== WORK ORDER ==
For every line in the records below that holds "icon", make a copy.

========================

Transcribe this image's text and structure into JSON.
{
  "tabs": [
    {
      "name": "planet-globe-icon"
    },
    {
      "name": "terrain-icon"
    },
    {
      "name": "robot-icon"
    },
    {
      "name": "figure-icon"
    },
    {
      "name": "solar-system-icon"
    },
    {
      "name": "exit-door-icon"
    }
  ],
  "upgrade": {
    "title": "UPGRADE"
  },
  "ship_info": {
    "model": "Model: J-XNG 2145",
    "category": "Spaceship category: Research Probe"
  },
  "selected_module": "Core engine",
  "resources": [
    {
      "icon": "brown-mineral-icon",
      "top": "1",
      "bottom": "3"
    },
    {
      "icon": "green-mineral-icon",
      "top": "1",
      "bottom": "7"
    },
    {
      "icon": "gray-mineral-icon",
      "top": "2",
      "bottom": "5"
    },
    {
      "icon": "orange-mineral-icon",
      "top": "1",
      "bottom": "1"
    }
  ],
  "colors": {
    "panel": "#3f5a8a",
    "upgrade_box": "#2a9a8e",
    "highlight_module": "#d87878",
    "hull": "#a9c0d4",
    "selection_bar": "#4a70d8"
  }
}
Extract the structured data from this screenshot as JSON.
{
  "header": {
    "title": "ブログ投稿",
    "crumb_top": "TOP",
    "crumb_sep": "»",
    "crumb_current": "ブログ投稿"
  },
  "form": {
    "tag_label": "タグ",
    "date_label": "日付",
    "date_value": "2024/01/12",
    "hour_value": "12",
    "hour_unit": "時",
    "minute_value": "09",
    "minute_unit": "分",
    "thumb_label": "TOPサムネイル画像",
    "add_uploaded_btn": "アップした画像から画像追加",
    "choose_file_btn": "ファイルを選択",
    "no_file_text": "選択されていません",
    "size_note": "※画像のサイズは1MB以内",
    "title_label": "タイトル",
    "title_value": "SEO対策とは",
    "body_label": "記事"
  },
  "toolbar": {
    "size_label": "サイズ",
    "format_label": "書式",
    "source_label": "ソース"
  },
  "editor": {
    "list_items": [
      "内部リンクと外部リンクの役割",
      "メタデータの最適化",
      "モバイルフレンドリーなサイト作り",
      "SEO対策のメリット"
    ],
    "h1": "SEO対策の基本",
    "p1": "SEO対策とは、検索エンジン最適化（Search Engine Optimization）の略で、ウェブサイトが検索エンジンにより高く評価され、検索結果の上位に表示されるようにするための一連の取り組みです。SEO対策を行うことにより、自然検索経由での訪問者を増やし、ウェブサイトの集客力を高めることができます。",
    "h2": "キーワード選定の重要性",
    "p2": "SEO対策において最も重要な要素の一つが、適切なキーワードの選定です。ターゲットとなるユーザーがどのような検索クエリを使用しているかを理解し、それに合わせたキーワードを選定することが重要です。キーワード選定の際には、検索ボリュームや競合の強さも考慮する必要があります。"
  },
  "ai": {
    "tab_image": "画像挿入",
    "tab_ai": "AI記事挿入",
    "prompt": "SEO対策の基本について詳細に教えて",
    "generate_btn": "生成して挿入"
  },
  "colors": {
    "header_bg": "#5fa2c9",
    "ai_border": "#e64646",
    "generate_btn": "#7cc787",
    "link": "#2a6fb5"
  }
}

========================

== ANSWER TO THE PROBLEM ==
      "name": "planet-globe-icon"
      "name": "terrain-icon"
      "name": "robot-icon"
      "name": "figure-icon"
      "name": "solar-system-icon"
      "name": "exit-door-icon"
      "icon": "brown-mineral-icon",
      "icon": "green-mineral-icon",
      "icon": "gray-mineral-icon",
      "icon": "orange-mineral-icon",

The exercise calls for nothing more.